Table of Contents
For most people HIV is a simple, yes/no setup: if you're HIV positive, the only question is when you'll develop full-blown AIDS and the only way to stop it is through the use of antiretroviral drugs that are both highly expensive and come with many unwanted side effects. But for about one percent of people infected with HIV, there's another question. How do they do it?
For those people, dubbed "elite controllers," HIV isn't the life-threatening infection that it is for others. They don't expel the virus from their bodies altogether but they do go into remission, without drug therapy and sometimes for decades.

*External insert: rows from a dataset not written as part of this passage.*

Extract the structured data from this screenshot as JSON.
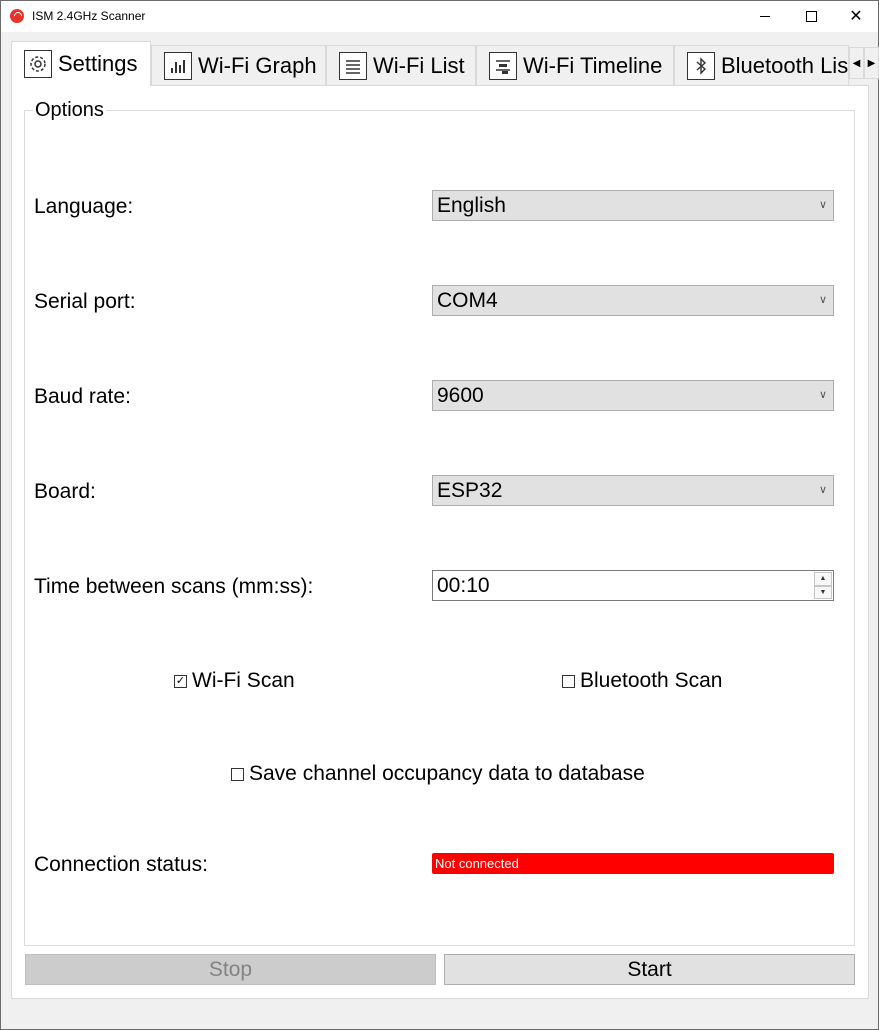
{
  "window": {
    "title": "ISM 2.4GHz Scanner"
  },
  "tabs": [
    {
      "label": "Settings",
      "icon": "gear-icon",
      "active": true
    },
    {
      "label": "Wi-Fi Graph",
      "icon": "bar-chart-icon"
    },
    {
      "label": "Wi-Fi List",
      "icon": "list-icon"
    },
    {
      "label": "Wi-Fi Timeline",
      "icon": "timeline-icon"
    },
    {
      "label": "Bluetooth Lis",
      "icon": "bluetooth-icon"
    }
  ],
  "options": {
    "title": "Options",
    "language": {
      "label": "Language:",
      "value": "English"
    },
    "serial_port": {
      "label": "Serial port:",
      "value": "COM4"
    },
    "baud_rate": {
      "label": "Baud rate:",
      "value": "9600"
    },
    "board": {
      "label": "Board:",
      "value": "ESP32"
    },
    "scan_interval": {
      "label": "Time between scans (mm:ss):",
      "value": "00:10"
    },
    "wifi_scan": {
      "label": "Wi-Fi Scan",
      "checked": true
    },
    "bluetooth_scan": {
      "label": "Bluetooth Scan",
      "checked": false
    },
    "save_db": {
      "label": "Save channel occupancy data to database",
      "checked": false
    },
    "connection_status": {
      "label": "Connection status:",
      "value": "Not connected",
      "color": "#ff0000"
    }
  },
  "buttons": {
    "stop": "Stop",
    "start": "Start"
  }
}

Obviously, if HIV could be a background problem for everyone infected with it, that would be a massive step forward — especially in areas of the world where access to medical care is sparse and AIDS takes a terrible toll on families. So scientists have been studying "elite controllers" carefully since they first came to light, looking for a way to make their amazing ability transferable.
Elite controllers are usually found in adulthood, but there is a now-famous case of an unnamed French teenager who has apparently been an elite controller since birth. Her identiy has not been revealed, but her doctor, Dr Azier Saez-Cirion of the Pasteur Institute in Paris, says she has had only one major flare-up when HIV virus cells became detecable in her blood with standard tests. Otherwise doctors would assume she was uninfected if they didn't know she had been born infected and use special high-sensitivity tests to detect the low number of HIV cells in her body.
HIV Immunity: The Story So Far
Previous efforts to transfer controllability from one subject to another have ended in failure, as have other attempts to confer immunity. After a brief period of excitement when a girl in a small experimental trial appeared to have been cured of HIV, an event which would have been the first of its kind, hopes were dashed when she turned out to still be infected with the virus. The girl, from Mississippi, was born infected and given large doses of powerful antitretrovials early in life, and appeared to be HIV free until the age of four, when it was discovered that she was still infected.
Known as "the Berlin Patient," US native Timothy Ray Brown was given a bone marrow transplant in 2007 from a donor who was an elite controller. Following the transplant, Brown's HIV went into remission and he appears still to be cured entirely of HIV. However, this isn't a method of curing HIV that can be successful worldwide because of the dificulty of finding donors and the huge expense of the operation. The results also don't seem to be repeatable: six other patients who had similar transplants, advised though not carried out by the surgeon who performed Brown's procedure, all died of AIDS.
Late last year, doctors announced some success using a gene snipping technique called CRISPR. The technique removes a gene in human cells that codes for a protein on the outside of blood cells called CCR5. It's this protein that HIV uses to access the cell; without it, HIV can't attack the cell and enter it to replicate inside it. In lab experiments gene snipping resulted in about half the tested cells becoming "immune" to HIV attack.